And emissions from neighboring Texas, unregulated by new New Mexico policies, could be of even greater concern, Shoup said, because his hometown is only about an hour’s drive from the state line.
That means the federal government should step in, she said, to put in place stricter emissions controls that apply to all states through the US Environmental Protection Agency.
“I don’t feel like there’s been a ton of change in regards to ongoing flaring. It underscores that the EPA needs to take action and ban routine flaring at the federal level,” said Shoup said “We’re right on the border with Texas and we’re suffering from their emissions as well.”
“It’s a whole different ball game out there. It’s important that the feds step in for states like New Mexico.”
An economic incentive to capture oil and gas emissions
As well as regulatory pressure for more gas capture, he said investors are also tending to put more emphasis on environmental performance, as calls from the scientific community to reduce climate change have become increasingly serious in recent times. years.
“The investment community is also interested in companies having higher environmental, social and governance (ESG) ratings,” Sherwin said. “They really want to know that these companies have their emissions under control.”
Capturing the gas as a salable commodity could also prove lucrative, he said, even for smaller operators, with many industry leaders fearful of being squeezed out of the sector by new regulations as the cost of compliance was rising.
“If operators take action now, they will be able to reduce costs in the future,” Sherwin said. “Smallholders could be in better shape than they would be if they didn’t take these steps.

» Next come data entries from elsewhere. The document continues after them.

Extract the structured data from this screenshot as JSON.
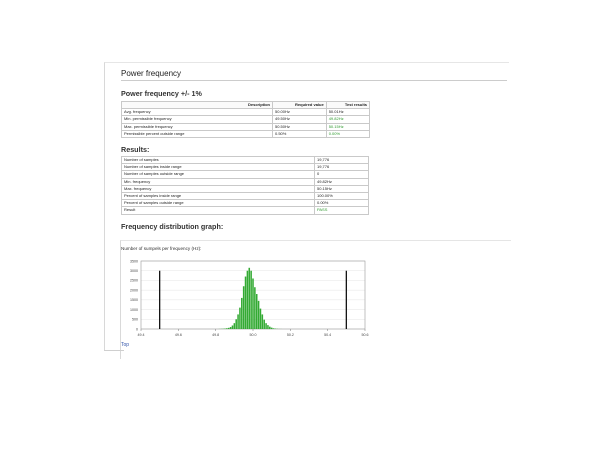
{
  "page_title": "Power frequency",
  "section_title": "Power frequency +/- 1%",
  "requirements_table": {
    "headers": [
      "Description",
      "Required value",
      "Test results"
    ],
    "rows": [
      {
        "description": "Avg. frequency",
        "required": "50.00Hz",
        "result": "50.01Hz",
        "result_color": "#222222"
      },
      {
        "description": "Min. permissible frequency",
        "required": "49.50Hz",
        "result": "49.82Hz",
        "result_color": "#2e9a2e"
      },
      {
        "description": "Max. permissible frequency",
        "required": "50.50Hz",
        "result": "50.15Hz",
        "result_color": "#2e9a2e"
      },
      {
        "description": "Permissible percent outside range",
        "required": "0.50%",
        "result": "0.00%",
        "result_color": "#2e9a2e"
      }
    ]
  },
  "results_title": "Results:",
  "results_table": {
    "rows": [
      {
        "label": "Number of samples",
        "value": "19,776"
      },
      {
        "label": "Number of samples inside range",
        "value": "19,776"
      },
      {
        "label": "Number of samples outside range",
        "value": "0"
      },
      {
        "label": "Min. frequency",
        "value": "49.82Hz"
      },
      {
        "label": "Max. frequency",
        "value": "50.15Hz"
      },
      {
        "label": "Percent of samples inside range",
        "value": "100.00%"
      },
      {
        "label": "Percent of samples outside range",
        "value": "0.00%"
      },
      {
        "label": "Result",
        "value": "PASS",
        "value_color": "#2e9a2e"
      }
    ]
  },
  "graph_title": "Frequency distribution graph:",
  "graph_caption": "Number of sumpels per frequency (Hz):",
  "top_link": "Top",
  "chart_data": {
    "type": "bar",
    "x": [
      49.8,
      49.81,
      49.82,
      49.83,
      49.84,
      49.85,
      49.86,
      49.87,
      49.88,
      49.89,
      49.9,
      49.91,
      49.92,
      49.93,
      49.94,
      49.95,
      49.96,
      49.97,
      49.98,
      49.99,
      50.0,
      50.01,
      50.02,
      50.03,
      50.04,
      50.05,
      50.06,
      50.07,
      50.08,
      50.09,
      50.1,
      50.11,
      50.12,
      50.13,
      50.14,
      50.15,
      50.16,
      50.17,
      50.18,
      50.19,
      50.2
    ],
    "values": [
      0,
      0,
      5,
      10,
      15,
      25,
      40,
      60,
      100,
      180,
      300,
      500,
      750,
      1100,
      1600,
      2200,
      2700,
      3000,
      3150,
      3000,
      2600,
      2150,
      1800,
      1450,
      1050,
      750,
      480,
      300,
      200,
      120,
      70,
      35,
      20,
      10,
      5,
      3,
      0,
      0,
      0,
      0,
      0
    ],
    "ylim": [
      0,
      3500
    ],
    "y_ticks": [
      0,
      500,
      1000,
      1500,
      2000,
      2500,
      3000,
      3500
    ],
    "xlim": [
      49.4,
      50.6
    ],
    "x_tick_values": [
      49.4,
      49.6,
      49.8,
      50.0,
      50.2,
      50.4,
      50.6
    ],
    "x_tick_labels": [
      "49.4",
      "49.6",
      "49.8",
      "50.0",
      "50.2",
      "50.4",
      "50.6"
    ],
    "limit_lines": [
      49.5,
      50.5
    ],
    "bar_color": "#33aa33",
    "limit_color": "#111111",
    "grid": true
  }
}
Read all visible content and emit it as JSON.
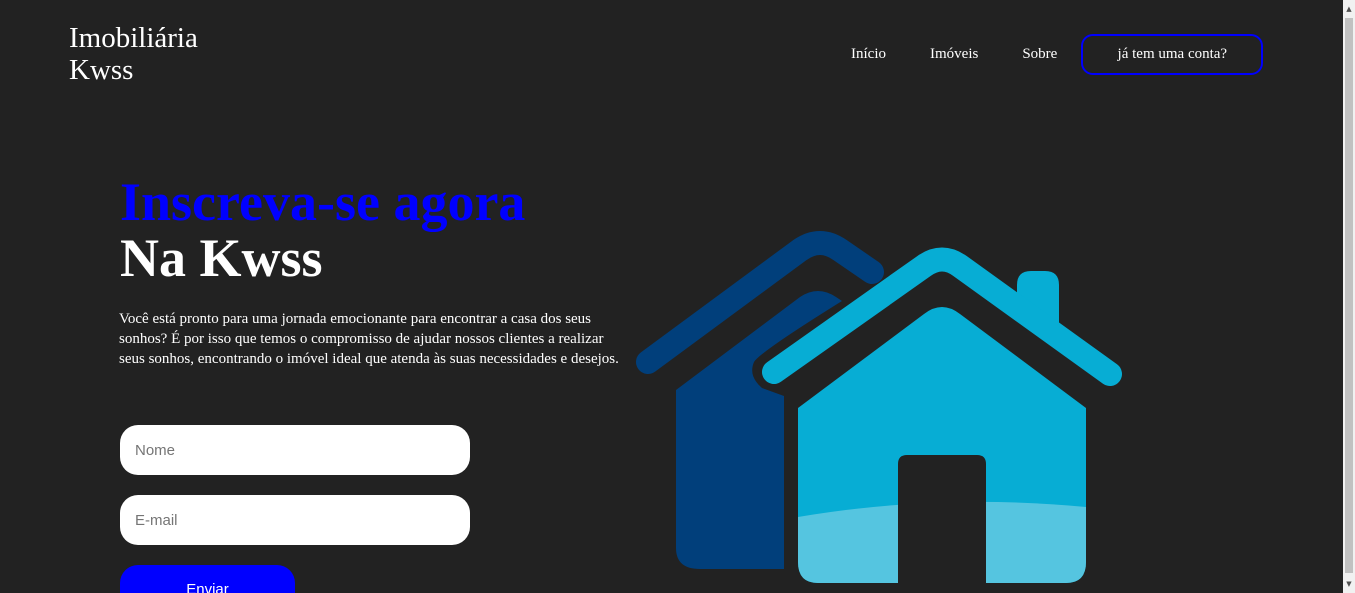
{
  "header": {
    "logo_line1": "Imobiliária",
    "logo_line2": "Kwss",
    "nav": {
      "home": "Início",
      "properties": "Imóveis",
      "about": "Sobre",
      "account": "já tem uma conta?"
    }
  },
  "hero": {
    "title_accent": "Inscreva-se agora",
    "title_brand": "Na Kwss",
    "description": "Você está pronto para uma jornada emocionante para encontrar a casa dos seus sonhos? É por isso que temos o compromisso de ajudar nossos clientes a realizar seus sonhos, encontrando o imóvel ideal que atenda às suas necessidades e desejos."
  },
  "form": {
    "name_placeholder": "Nome",
    "email_placeholder": "E-mail",
    "submit_label": "Enviar"
  },
  "illustration": {
    "icon": "house-icon"
  },
  "colors": {
    "background": "#222222",
    "accent": "#0000ff",
    "house_dark": "#013f7b",
    "house_light": "#07add4",
    "house_glass": "#55c5e0"
  }
}
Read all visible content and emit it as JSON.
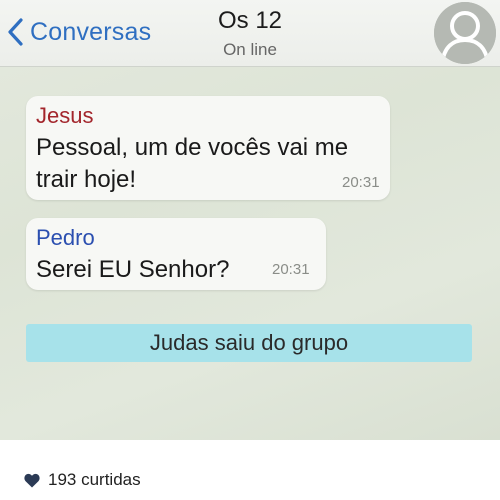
{
  "chat": {
    "header": {
      "back_label": "Conversas",
      "group_name": "Os 12",
      "status": "On line"
    },
    "messages": [
      {
        "sender": "Jesus",
        "text": "Pessoal, um de vocês vai me trair hoje!",
        "time": "20:31"
      },
      {
        "sender": "Pedro",
        "text": "Serei EU Senhor?",
        "time": "20:31"
      }
    ],
    "system_notice": "Judas saiu do grupo"
  },
  "post": {
    "likes_label": "193 curtidas"
  },
  "colors": {
    "accent_blue": "#2f6fc1",
    "jesus_name": "#a3262c",
    "pedro_name": "#2b4fb0",
    "banner": "#a7e2ea",
    "heart": "#2b3a55"
  },
  "icons": [
    "chevron-left-icon",
    "avatar-placeholder-icon",
    "heart-icon"
  ]
}
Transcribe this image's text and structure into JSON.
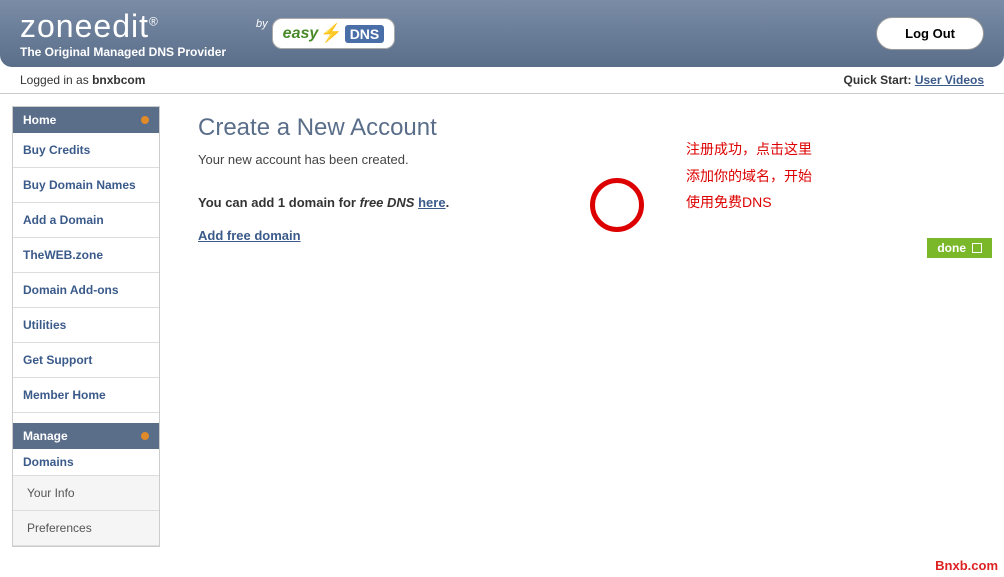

“I hope operators will take these results as a sign that they have these very powerful tools at their disposal. There are many ways for the industry to find these very important emissions and report them for repair. These repairs can really pay off, even just for income.
Yuanlei Chen, a Stanford doctoral student and co-author of the study, said the research should encourage operators to fix leaks quickly, retrofit valves and do what they can to reduce air pollution. .
“Air-detectable point sources, including a surprisingly large number of pipeline point sources, account for the vast majority of total methane emissions in the study area,” Chen said. “These point sources come from a small fraction of facilities in the region and present great opportunities for methane mitigation.”
Chen said reducing methane emissions is one of the most “cost-effective” ways for oil companies to reduce their environmental impact, and the use of planes – which could be shared by small operators – will ensure a better precision.
“Finding and fixing large emission sources quickly is important for reducing methane emissions,” Chen said. “Regular aerial screening presents a low-cost and accurate approach to identifying high-consequence sources, although current ground-based monitoring approaches are still important for smaller emissions.
“Reducing methane emissions is often one of the most cost-effective ways for oil and gas companies to reduce greenhouse gas emissions.”
The economics of air pollution could become even bigger as the United States is set to see another surge in oil and gas production following the invasion of Ukraine by Russia.
The conflict has exacerbated the need for tighter regulation, Shoup said, and a potential shift away from the world’s reliance on fossil fuels.
“There has to be a managed downturn at some point,” Shoup said. “We know that this development leads to more emissions. I fear that many new developments are justified by what is happening in the world.
“With the new demand for oil linked to the situation in Russia, I fear that the Permian will become the sacrificial lamb for the energy needs of the world.”